The company that makes most of the nation’s driver’s licenses — MorphoTrust — is now piloting the first digital driver’s license in the nation.
About 100 employees at the Iowa Department of Transportation are part of a 90-day pilot to test a mobile app, which MorphoTrust calls an mDL (mobile driver’s license), that may someday replace the plastic card that has served as standard American identification for decades.
The pilot is strictly technical — participants can’t, for example, use their mDL to prove their age when buying liquor. But the test will allow the company to assess the various scenarios that might arise in a state- or nationwide adoption of the technology.
One of the most obvious benefits of a digital driver’s license is that it can be updated instantly — there’s no need for the state to print a new card or for the citizen to buy and wait for a new card. Changing an address or updating the card’s layout when the citizen ages from 20 to 21 can all be accomplished online.
It will also be easier to ensure the authenticity of a digital ID, said Jenny Openshaw, vice president of state and local sales at MorphoTrust. Authentication of physical driver’s licenses is today accomplished visually — someone looks at the card and judges whether it’s real or fake.

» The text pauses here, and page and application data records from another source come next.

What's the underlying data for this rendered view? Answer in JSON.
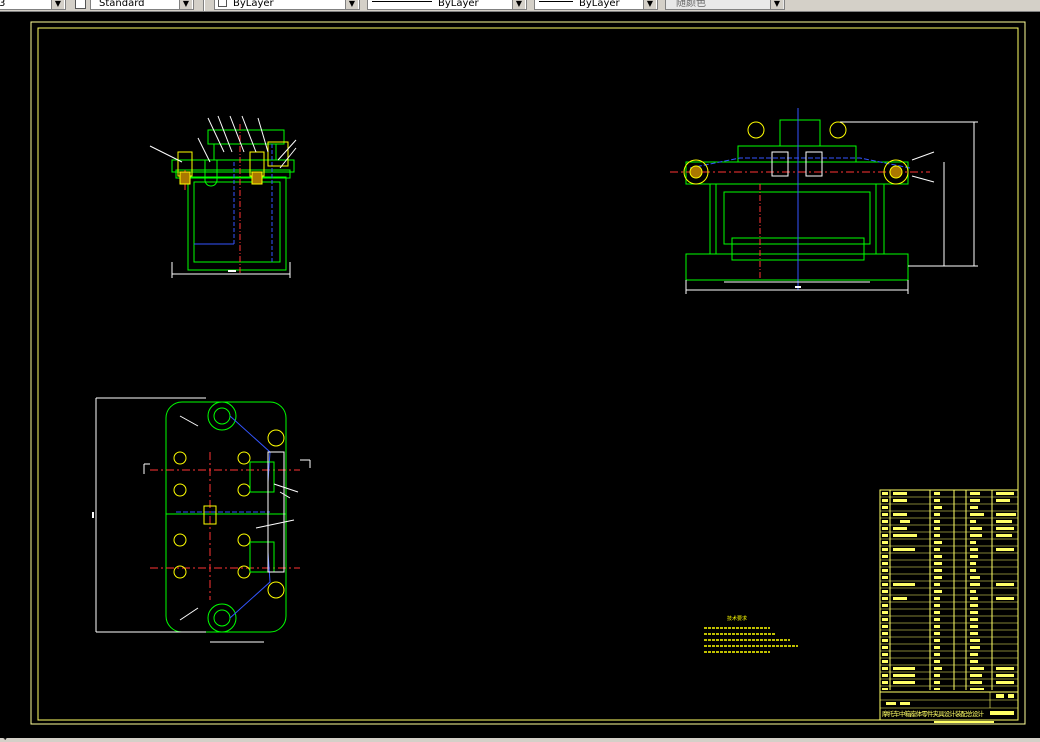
{
  "toolbar": {
    "textstyle_value": "Standard",
    "layer_value": "ByLayer",
    "linetype_value": "ByLayer",
    "lineweight_value": "ByLayer",
    "plotstyle_value": "随颜色"
  },
  "drawing": {
    "notes_title": "技术要求",
    "title_block_caption": "摩托车中箱座体零件夹具设计装配总设计"
  },
  "statusbar": {
    "text": "Ψ"
  },
  "colors": {
    "background": "#000000",
    "border": "#ffff66",
    "outline": "#00ff00",
    "hidden": "#3355ff",
    "centerline": "#ff3333",
    "dimension": "#ffffff",
    "accent": "#ffff00"
  }
}
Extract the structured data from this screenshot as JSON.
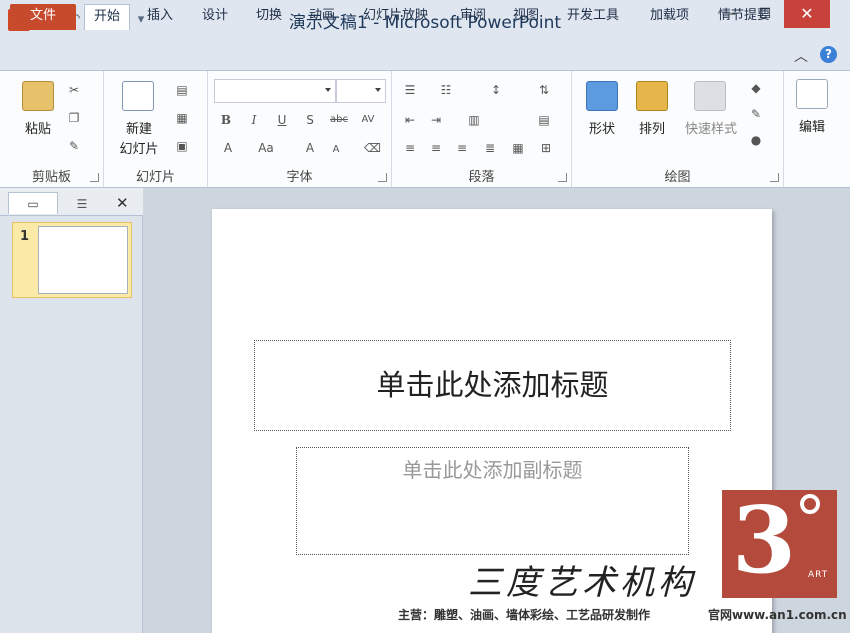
{
  "app": {
    "logo_letter": "P",
    "title": "演示文稿1 - Microsoft PowerPoint"
  },
  "qat": {
    "save": "💾",
    "undo": "↶",
    "redo": "↻",
    "customize": "▾"
  },
  "window": {
    "minimize": "—",
    "maximize": "☐",
    "close": "✕"
  },
  "tabs": [
    "文件",
    "开始",
    "插入",
    "设计",
    "切换",
    "动画",
    "幻灯片放映",
    "审阅",
    "视图",
    "开发工具",
    "加载项",
    "情节提要"
  ],
  "ribbon_right": {
    "collapse": "︿",
    "help": "?"
  },
  "groups": {
    "clipboard": {
      "label": "剪贴板",
      "paste": "粘贴"
    },
    "slides": {
      "label": "幻灯片",
      "new_slide_1": "新建",
      "new_slide_2": "幻灯片"
    },
    "font": {
      "label": "字体"
    },
    "paragraph": {
      "label": "段落"
    },
    "drawing": {
      "label": "绘图",
      "shapes": "形状",
      "arrange": "排列",
      "quick_styles": "快速样式"
    },
    "editing": {
      "label": "编辑"
    }
  },
  "font_buttons": {
    "bold": "B",
    "italic": "I",
    "underline": "U",
    "shadow": "S",
    "strike": "abc",
    "spacing": "AV",
    "grow": "A",
    "size_case": "Aa",
    "grow2": "A",
    "shrink": "A"
  },
  "panel": {
    "close": "✕",
    "slide_number": "1"
  },
  "slide": {
    "title_placeholder": "单击此处添加标题",
    "subtitle_placeholder": "单击此处添加副标题"
  },
  "watermark": {
    "logo_digit": "3",
    "logo_art": "ART",
    "name": "三度艺术机构",
    "tagline": "主营：雕塑、油画、墙体彩绘、工艺品研发制作",
    "site": "官网www.an1.com.cn"
  }
}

A store-side app that validates the authenticity of a patron’s card won’t eliminate fraud, but it makes it far more difficult.
A mobile app would also allow states an opportunity to deliver more services and information to citizens through a trusted and official channel.
“It can be a two-way communication between DOT and the customer,” Openshaw said. “So you can push out public service information or announcements. … You can allow them to register and title the car or check drivers’ records. The app could eventually be used to provide all the services that they currently provide through the DMV today through the mobile app.”
When the pilot is finished, Openshaw said, the company will evaluate the data and choose one of a number of possibilities. One possibility, she said, is to launch another pilot with more users. Another possibility is to launch a pilot in which citizens are allowed to download and try the app. Another is a partnership with a private retailer to simulate how transactions might work. The state is also considering the feasibility of using the mDL as an alternative to the temporary paper license issued before the citizen’s permanent card arrives, she said.
“We’re really excited about this technology,” Openshaw said. “I’m at the American Association of Motor Vehicle Administrators Conference here in Iowa, and the pilot has generated a lot of buzz and a lot of interest. We’re gratified to see the very high level of excitement among these administrators for what the technology offers, because I do think it’s going to shift the paradigm of what the driver’s license is and what it's capable of doing.”
The pilot has been going well so far, said Andrea Henry, director of strategic communications for the Iowa Department of Transportation. And in Iowa there’s no law preventing a mobile driver’s license app from reaching the hands of the public, so this testing could open a lot of new possibilities.
“It’s about offering customers choice and convenience," she said. "Choice in how they get their services from a government agency, and choice in the fact that they can have their driver’s license in a digital format in addition to the plastic card."
Colin wrote for Government Technology from 2010 through most of 2016.